Canadian journalist Donna Laframboise. Former National Post & Toronto Star columnist, past vice president of the Canadian Civil Liberties Association.
According to the agenda of an upcoming conference, three Nobel laureates will be participating. But only one of them is genuine. [Please see update at bottom of this post.]
Oh dear, this is getting tedious. This coming weekend, a conference will take place in Iceland. Called the Arctic Circle Assembly, we’re told it will be attended by
political and business leaders, indigenous representatives, nongovernmental and environmental representatives, policy and thought leaders, scientists, experts, activists, students and media.
The stated goal of this gathering is to encourage “international cooperation on Arctic issues.”
There will, of course, be lots of hand wringing about climate change. But don’t take anything said at this meeting too seriously. I mean, these people are confused about some basic facts. According to the agenda, three Nobel laureates will be participating. But only one of them is genuine.
The NobelPrize.org website has a page titled All Nobel Peace Prizes. It says the Peace Prize has been awarded to “100 individuals and 24 organizations” over the years. Their names are listed there, in one handy location.
One of the individuals mentioned on that page is Albert Arnold (Al) Gore Jr. In 2007, he shared the Peace Prize with an organization – the Intergovernmental Panel on Climate Change (IPCC).
The agenda for the Arctic Circle conference tells us that Gore, who will address the gathering via video, is a “Nobel Laureate.” Actually, he’s a Nobel Peace Prize Laureate. Neglecting to mention those two other words invites people to infer that he was awarded a Nobel for scientific reasons.
But hey, we all use sloppy, imprecise language occasionally – and Gore is well enough known that few people are likely to mistake him for one of the world’s finest scientific minds.

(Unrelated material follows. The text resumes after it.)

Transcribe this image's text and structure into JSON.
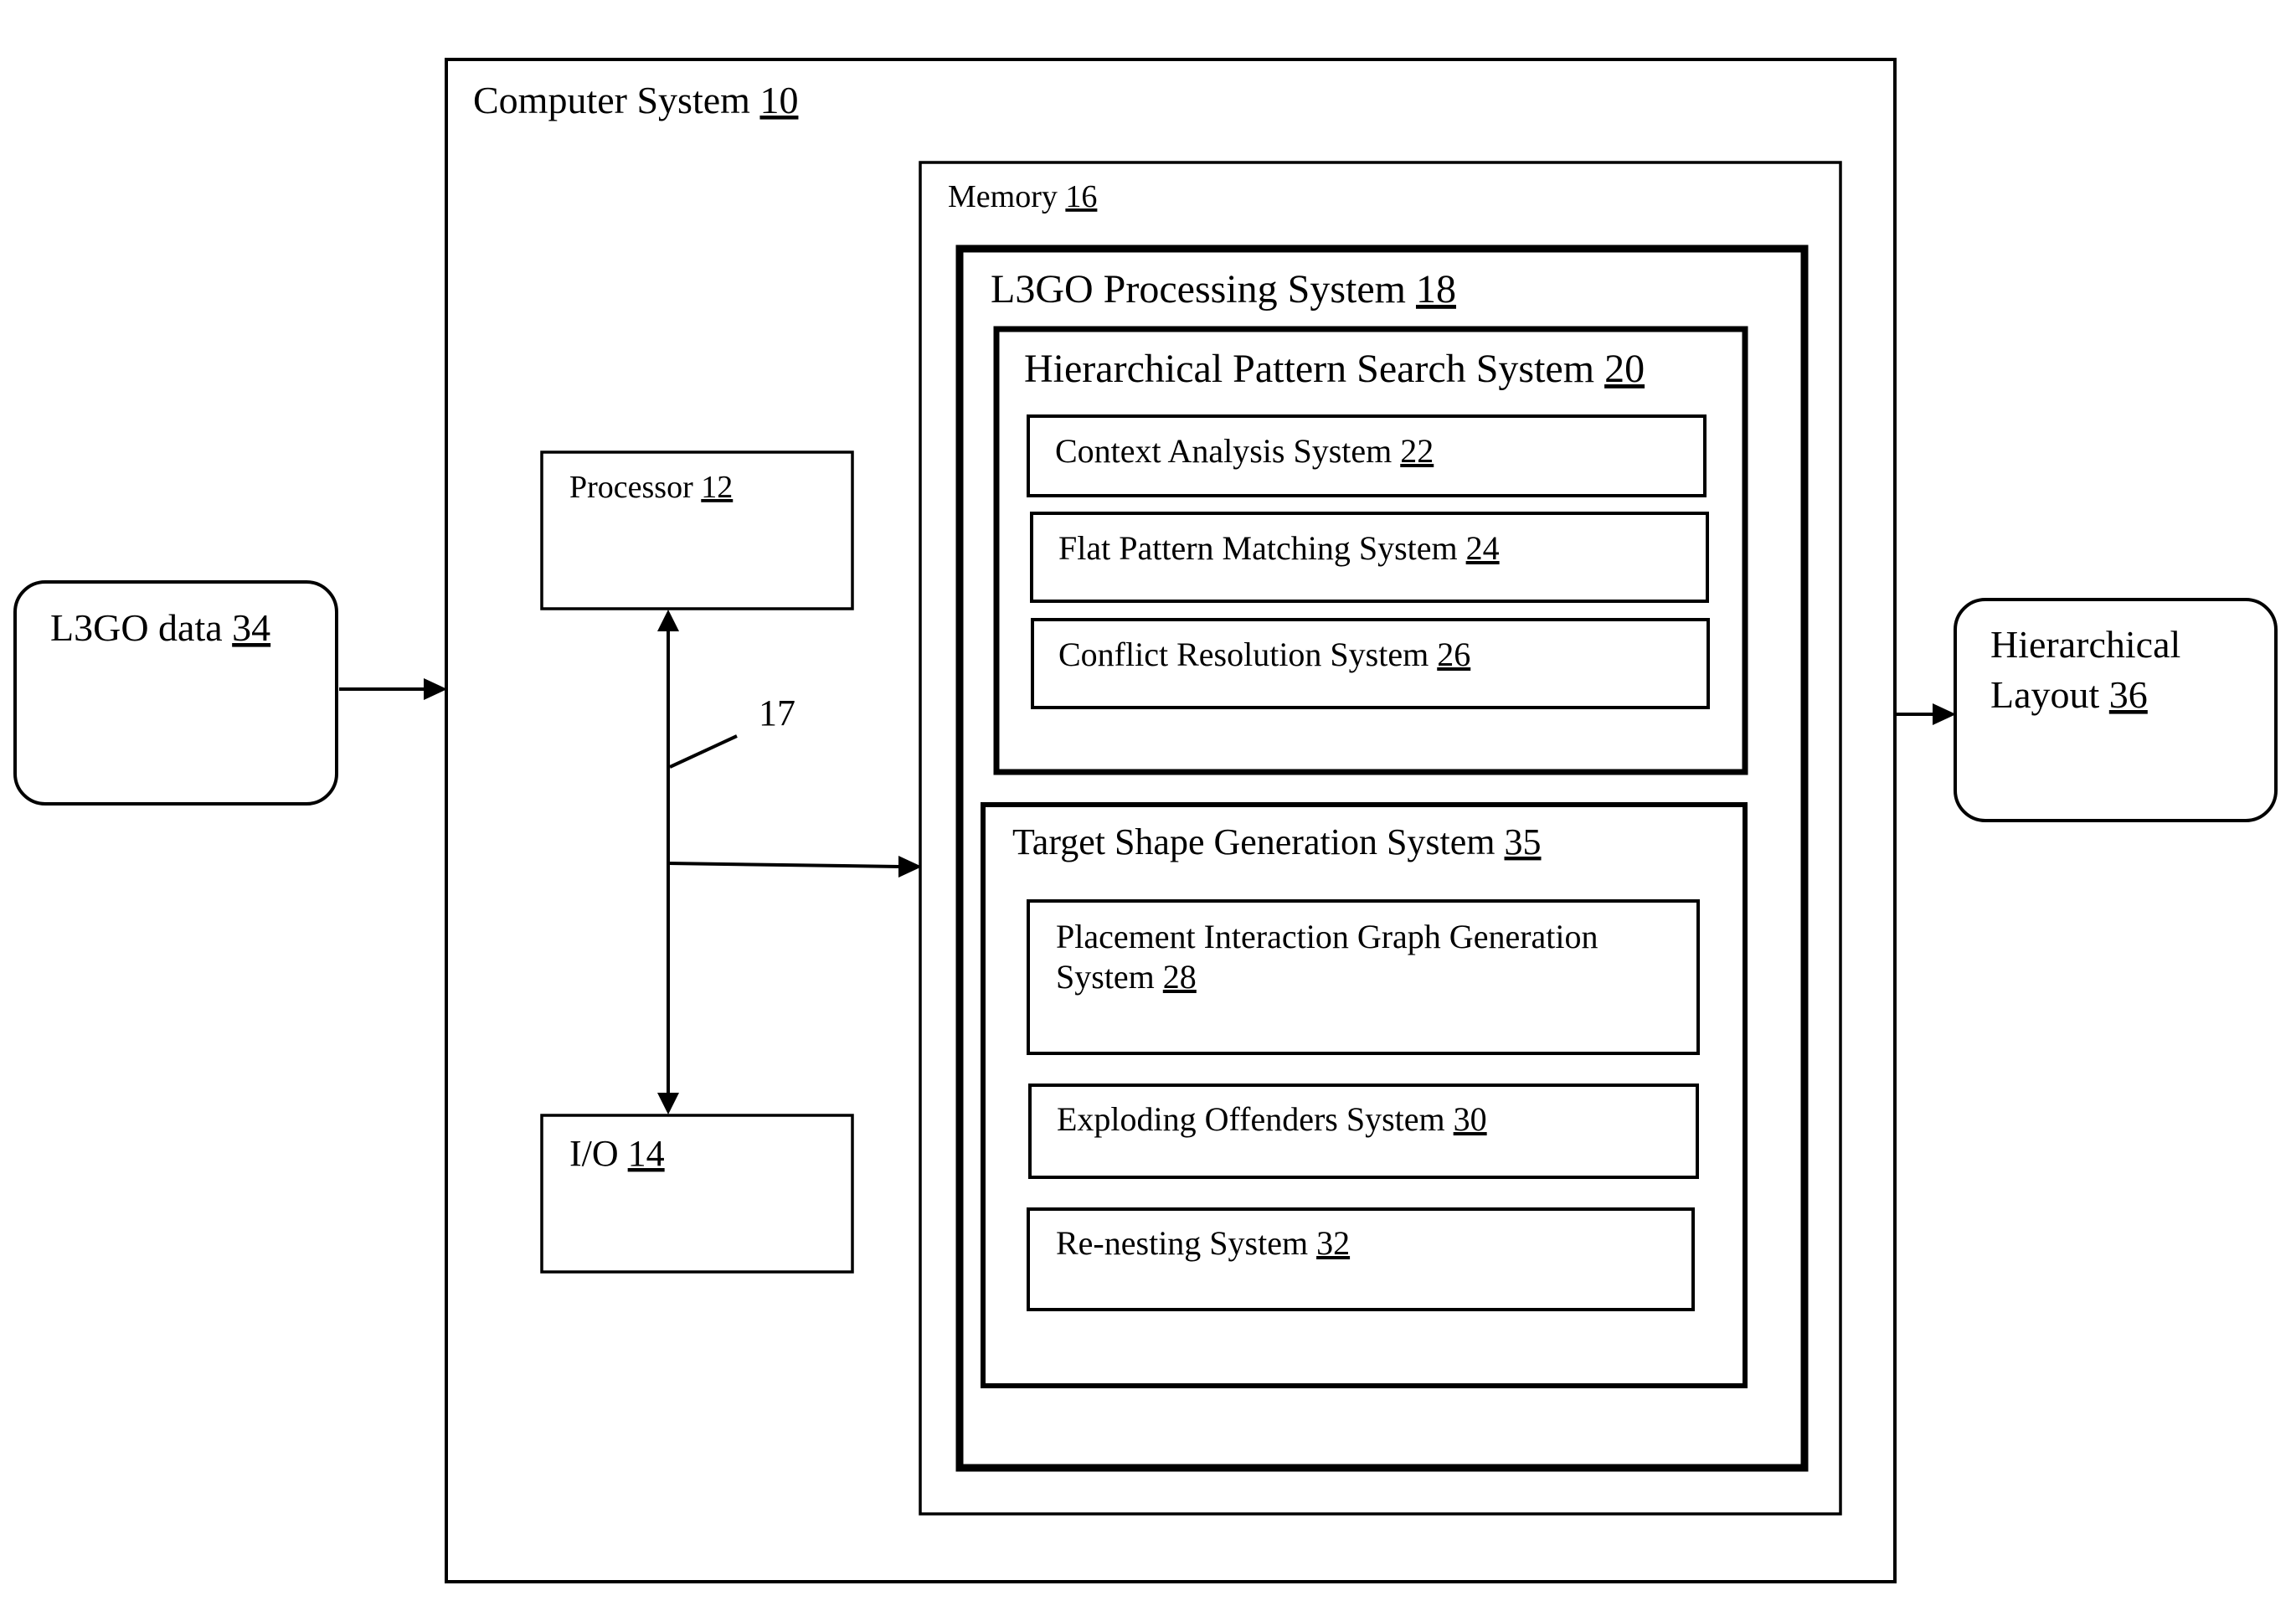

Five lines later, however, we’re told that “Nobel Laureate” Sergio C. Trindade will also be speaking. A bio of that gentleman appears here. It tells us he’s closely linked to the United Nations, and is a “globally recognized consultant and expert in sustainable development and energy.” It also says:
Dr. Trindade is a co-laureate of the 2007 Nobel Peace Prize as a member of the International Panel on Climate Change – IPCC. [bold added, web page backed up here]
That statement is false. Wrong. Invalid. Erroneous. Incorrect. And unfounded.
The name Trindade does not appear on the NobelPrize.org website. Not on the page titled All Nobel Peace Prizes – or anywhere else.
Move a little further down the agenda, and we encounter the same problem. Another person who’ll be addressing the conference via video is Rajendra Pachauri, the IPCC’s chairman. He, too, is falsely described as a “Nobel Laureate.” But all he is one of the individuals who happens to have led the IPCC during its 25-year history.
Trindade is not a Nobel laureate. Nor is Pachauri. A formal statement by the IPCC – issued a year ago – makes it clear that no IPCC-affiliated individual should be referred to in this manner.
Only one real nobelist will be involved in the conference this weekend. He isn’t a scientist, but a career politician.
The Arctic Circle Assembly is trying to enhance its own stature. It is trying to impress us with the prestige of its conference participants. But the shocking fact that two of the three people it describes as Nobel laureates haven’t actually won a Nobel makes it look foolish.
The false claim that Trindade is a nobelist also appears:
a big hat tip to Hilary Ostrov, proprietor of The View From Here blog
the conference agenda is backed up here
UPDATE, 14 October 2013: The conference agenda has since been amended and now makes no mention of Nobel laureates – not even Al Gore is described that way. The current version of the agenda is backed up here.